Primary analysis of COMBI-AD (NCT01682083) showed significant improvement in RFS with adjuvant D + T vs placebo (Pbo; HR, 0.47; P < .001). We present an RFS analysis with extended follow-up (FU), a cure-rate model, and biomarker analysis.
COMBI-AD is a randomized, phase 3 trial evaluating 12 mo of adjuvant D + T vs Pbo in pts with resected BRAF V600–mutant stage III melanoma. A Weibull mixture cure-rate model was used to estimate the proportion of pts who will not relapse. Mutational landscape and gene expression signatures (GES) were examined in baseline tissue samples by sequencing 570 genes and gene expression profiling (GEP) with a NanoString® panel.
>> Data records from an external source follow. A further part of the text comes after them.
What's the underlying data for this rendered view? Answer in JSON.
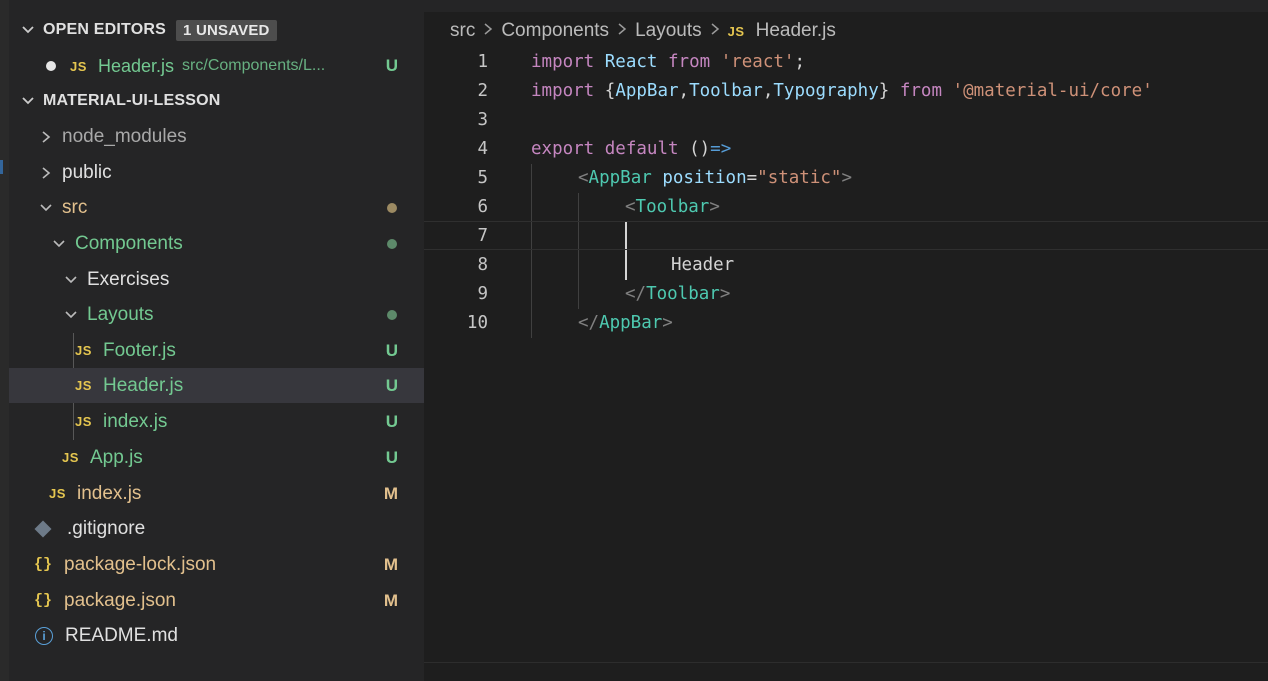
{
  "open_editors": {
    "title": "OPEN EDITORS",
    "badge": "1 UNSAVED",
    "items": [
      {
        "icon": "JS",
        "name": "Header.js",
        "path": "src/Components/L...",
        "git": "U"
      }
    ]
  },
  "explorer": {
    "title": "MATERIAL-UI-LESSON",
    "tree": [
      {
        "label": "node_modules",
        "git": ""
      },
      {
        "label": "public",
        "git": ""
      },
      {
        "label": "src",
        "git": ""
      },
      {
        "label": "Components",
        "git": ""
      },
      {
        "label": "Exercises",
        "git": ""
      },
      {
        "label": "Layouts",
        "git": ""
      },
      {
        "icon": "JS",
        "label": "Footer.js",
        "git": "U"
      },
      {
        "icon": "JS",
        "label": "Header.js",
        "git": "U"
      },
      {
        "icon": "JS",
        "label": "index.js",
        "git": "U"
      },
      {
        "icon": "JS",
        "label": "App.js",
        "git": "U"
      },
      {
        "icon": "JS",
        "label": "index.js",
        "git": "M"
      },
      {
        "label": ".gitignore",
        "git": ""
      },
      {
        "icon": "{}",
        "label": "package-lock.json",
        "git": "M"
      },
      {
        "icon": "{}",
        "label": "package.json",
        "git": "M"
      },
      {
        "icon": "i",
        "label": "README.md",
        "git": ""
      }
    ]
  },
  "breadcrumb": {
    "parts": [
      "src",
      "Components",
      "Layouts"
    ],
    "file_icon": "JS",
    "file": "Header.js"
  },
  "code": {
    "line_numbers": [
      "1",
      "2",
      "3",
      "4",
      "5",
      "6",
      "7",
      "8",
      "9",
      "10"
    ],
    "l1": {
      "kw1": "import",
      "id": "React",
      "kw2": "from",
      "str": "'react'",
      "end": ";"
    },
    "l2": {
      "kw1": "import",
      "open": "{",
      "a": "AppBar",
      "c1": ",",
      "b": "Toolbar",
      "c2": ",",
      "c": "Typography",
      "close": "}",
      "kw2": "from",
      "str": "'@material-ui/core'"
    },
    "l4": {
      "kw1": "export",
      "kw2": "default",
      "parens": "()",
      "arrow": "=>"
    },
    "l5": {
      "lt": "<",
      "tag": "AppBar",
      "attr": "position",
      "eq": "=",
      "val": "\"static\"",
      "gt": ">"
    },
    "l6": {
      "lt": "<",
      "tag": "Toolbar",
      "gt": ">"
    },
    "l8": {
      "text": "Header"
    },
    "l9": {
      "lt": "</",
      "tag": "Toolbar",
      "gt": ">"
    },
    "l10": {
      "lt": "</",
      "tag": "AppBar",
      "gt": ">"
    }
  }
}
Median FU was 44 mo (D + T) and 42 mo (Pbo); 177/438 pts (41%) in the D + T arm and 254/432 pts (59%) in the Pbo arm had relapsed/died. Median RFS was not reached (NR; 95% CI, 46.9 mo-NR) with D + T vs 16.6 mo (95% CI, 12.7-22.1 mo) with Pbo (HR, 0.49 [95% CI, 0.40-0.59]). Estimated cure rate was 54% (95% CI, 49%-59%) with D + T vs 37% (95% CI, 32%-42%) with Pbo. DNA sequencing, GEP, and paired DNA + RNA results were available for 368, 507, and 301 pts, respectively. MAPK pathway gene alterations did not correlate with outcome. Immune GES (eg, interferon [IFN]-γ signature) were strongly prognostic in both arms. High tumor mutational burden (TMB) added positive prognostic value to IFN-γ signature in the Pbo arm (high IFN-γ and high TMB associated with longer RFS), whereas in the D + T arm, IFN-γ gene signature identified pts with longer RFS independently of TMB status. Exploratory analysis of RFS in D + T vs Pbo arms in all TMB/IFN-γ subgroups suggested that low TMB or high TMB/high IFN-γ may be associated with greater RFS benefit than high TMB/low IFN-γ.
The updated RFS and cure-rate model confirm the ongoing benefit of adjuvant D + T. MAPK gene alterations previously associated with targeted therapy resistance were not associated with outcome in the adjuvant setting. TMB and immune GES identified pts at higher risk of relapse in the Pbo arm. The predictive value of these markers with targeted therapy or checkpoint inhibitors warrants further validation in a prospective study.
Clinical trial identification
Medical writing assistance was provided by Michael Demars, PhD of ArticulateScience, LLC and funded by Novartis Pharmaceuticals Corporation